# Exercise objective:
Without the images, print every line of the material below exactly as given.

# Exercise input:
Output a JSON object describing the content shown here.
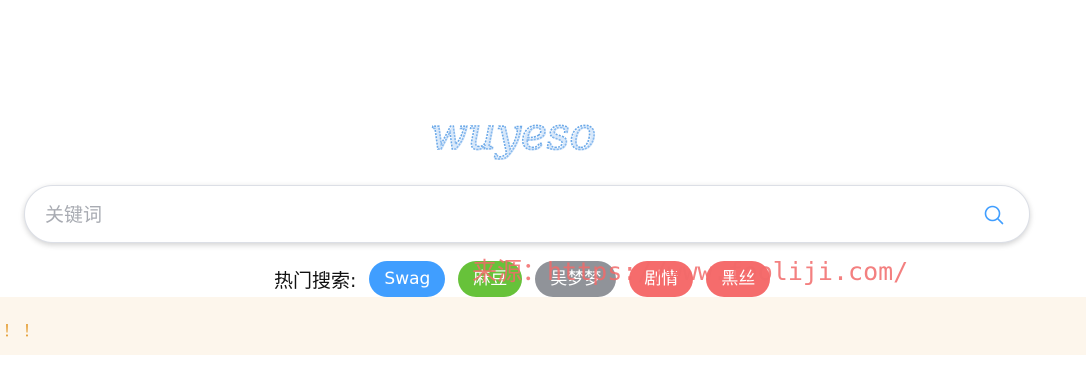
{
  "logo": {
    "text": "wuyeso"
  },
  "search": {
    "placeholder": "关键词",
    "value": "",
    "button_icon": "search-icon",
    "icon_color": "#409eff"
  },
  "hot_search": {
    "label": "热门搜索:",
    "tags": [
      {
        "label": "Swag",
        "color": "#409eff"
      },
      {
        "label": "麻豆",
        "color": "#67c23a"
      },
      {
        "label": "吴梦梦",
        "color": "#909399"
      },
      {
        "label": "剧情",
        "color": "#f56c6c"
      },
      {
        "label": "黑丝",
        "color": "#f56c6c"
      }
    ]
  },
  "watermark": {
    "text": "来源：https://www.fooliji.com/"
  },
  "notice": {
    "text": "！！",
    "background": "#fdf6ec",
    "color": "#e6a23c"
  }
}
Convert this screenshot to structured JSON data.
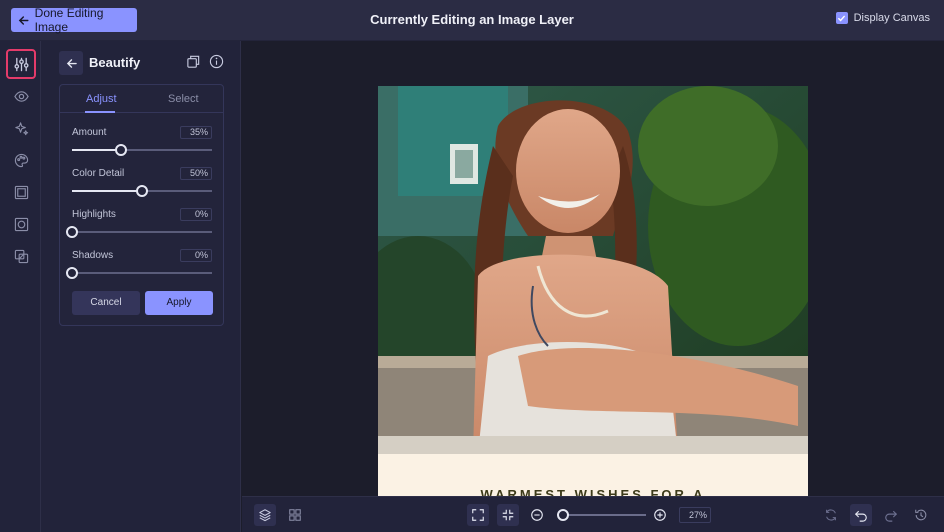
{
  "topbar": {
    "done_label": "Done Editing Image",
    "title": "Currently Editing an Image Layer",
    "display_canvas_label": "Display Canvas",
    "display_canvas_checked": true
  },
  "toolbar": {
    "icons": [
      "sliders-icon",
      "eye-icon",
      "sparkle-icon",
      "palette-icon",
      "frame-icon",
      "crop-frame-icon",
      "layers-overlap-icon"
    ],
    "active": "sliders-icon"
  },
  "panel": {
    "title": "Beautify",
    "tabs": [
      {
        "label": "Adjust",
        "active": true
      },
      {
        "label": "Select",
        "active": false
      }
    ],
    "sliders": [
      {
        "label": "Amount",
        "value": 35,
        "display": "35%"
      },
      {
        "label": "Color Detail",
        "value": 50,
        "display": "50%"
      },
      {
        "label": "Highlights",
        "value": 0,
        "display": "0%"
      },
      {
        "label": "Shadows",
        "value": 0,
        "display": "0%"
      }
    ],
    "cancel_label": "Cancel",
    "apply_label": "Apply"
  },
  "canvas": {
    "caption": "WARMEST WISHES FOR A"
  },
  "bottombar": {
    "zoom_value": 27,
    "zoom_display": "27%"
  },
  "colors": {
    "accent": "#8a93ff",
    "active_outline": "#e43b6a",
    "topbar_bg": "#2b2c44",
    "panel_bg": "#22233a",
    "canvas_bg": "#1c1d2b",
    "caption_bg": "#fbf2e4"
  }
}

# Result of the task:
Output a JSON object describing the content shown here.
{
  "logo": {
    "text": "wuyeso"
  },
  "search": {
    "placeholder": "关键词",
    "value": "",
    "button_icon": "search-icon",
    "icon_color": "#409eff"
  },
  "hot_search": {
    "label": "热门搜索:",
    "tags": [
      {
        "label": "Swag",
        "color": "#409eff"
      },
      {
        "label": "麻豆",
        "color": "#67c23a"
      },
      {
        "label": "吴梦梦",
        "color": "#909399"
      },
      {
        "label": "剧情",
        "color": "#f56c6c"
      },
      {
        "label": "黑丝",
        "color": "#f56c6c"
      }
    ]
  },
  "watermark": {
    "text": "来源：https://www.fooliji.com/"
  },
  "notice": {
    "text": "！！",
    "background": "#fdf6ec",
    "color": "#e6a23c"
  }
}
Convert this screenshot to structured JSON data.
{
  "topbar": {
    "done_label": "Done Editing Image",
    "title": "Currently Editing an Image Layer",
    "display_canvas_label": "Display Canvas",
    "display_canvas_checked": true
  },
  "toolbar": {
    "icons": [
      "sliders-icon",
      "eye-icon",
      "sparkle-icon",
      "palette-icon",
      "frame-icon",
      "crop-frame-icon",
      "layers-overlap-icon"
    ],
    "active": "sliders-icon"
  },
  "panel": {
    "title": "Beautify",
    "tabs": [
      {
        "label": "Adjust",
        "active": true
      },
      {
        "label": "Select",
        "active": false
      }
    ],
    "sliders": [
      {
        "label": "Amount",
        "value": 35,
        "display": "35%"
      },
      {
        "label": "Color Detail",
        "value": 50,
        "display": "50%"
      },
      {
        "label": "Highlights",
        "value": 0,
        "display": "0%"
      },
      {
        "label": "Shadows",
        "value": 0,
        "display": "0%"
      }
    ],
    "cancel_label": "Cancel",
    "apply_label": "Apply"
  },
  "canvas": {
    "caption": "WARMEST WISHES FOR A"
  },
  "bottombar": {
    "zoom_value": 27,
    "zoom_display": "27%"
  },
  "colors": {
    "accent": "#8a93ff",
    "active_outline": "#e43b6a",
    "topbar_bg": "#2b2c44",
    "panel_bg": "#22233a",
    "canvas_bg": "#1c1d2b",
    "caption_bg": "#fbf2e4"
  }
}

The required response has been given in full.